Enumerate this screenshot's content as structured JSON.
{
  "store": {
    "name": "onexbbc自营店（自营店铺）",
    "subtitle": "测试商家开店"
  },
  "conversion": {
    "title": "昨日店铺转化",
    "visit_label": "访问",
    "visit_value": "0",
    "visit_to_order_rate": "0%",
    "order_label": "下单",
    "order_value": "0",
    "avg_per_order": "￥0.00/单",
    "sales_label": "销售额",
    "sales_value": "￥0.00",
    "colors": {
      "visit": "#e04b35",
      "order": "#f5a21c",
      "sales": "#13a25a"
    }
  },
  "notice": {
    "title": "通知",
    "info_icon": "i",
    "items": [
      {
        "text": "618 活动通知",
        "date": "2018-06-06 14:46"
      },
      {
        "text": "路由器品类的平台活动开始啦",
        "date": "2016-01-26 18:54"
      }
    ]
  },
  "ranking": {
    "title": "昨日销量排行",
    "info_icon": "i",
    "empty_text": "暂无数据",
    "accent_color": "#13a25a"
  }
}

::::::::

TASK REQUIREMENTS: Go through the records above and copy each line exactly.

RESULT OF THE TASK:
Enumerate this screenshot's content as structured JSON.
{
  "store": {
    "name": "onexbbc自营店（自营店铺）",
    "subtitle": "测试商家开店"
  },
  "conversion": {
    "title": "昨日店铺转化",
    "visit_label": "访问",
    "visit_value": "0",
    "visit_to_order_rate": "0%",
    "order_label": "下单",
    "order_value": "0",
    "avg_per_order": "￥0.00/单",
    "sales_label": "销售额",
    "sales_value": "￥0.00",
    "colors": {
      "visit": "#e04b35",
      "order": "#f5a21c",
      "sales": "#13a25a"
    }
  },
  "notice": {
    "title": "通知",
    "info_icon": "i",
    "items": [
      {
        "text": "618 活动通知",
        "date": "2018-06-06 14:46"
      },
      {
        "text": "路由器品类的平台活动开始啦",
        "date": "2016-01-26 18:54"
      }
    ]
  },
  "ranking": {
    "title": "昨日销量排行",
    "info_icon": "i",
    "empty_text": "暂无数据",
    "accent_color": "#13a25a"
  }
}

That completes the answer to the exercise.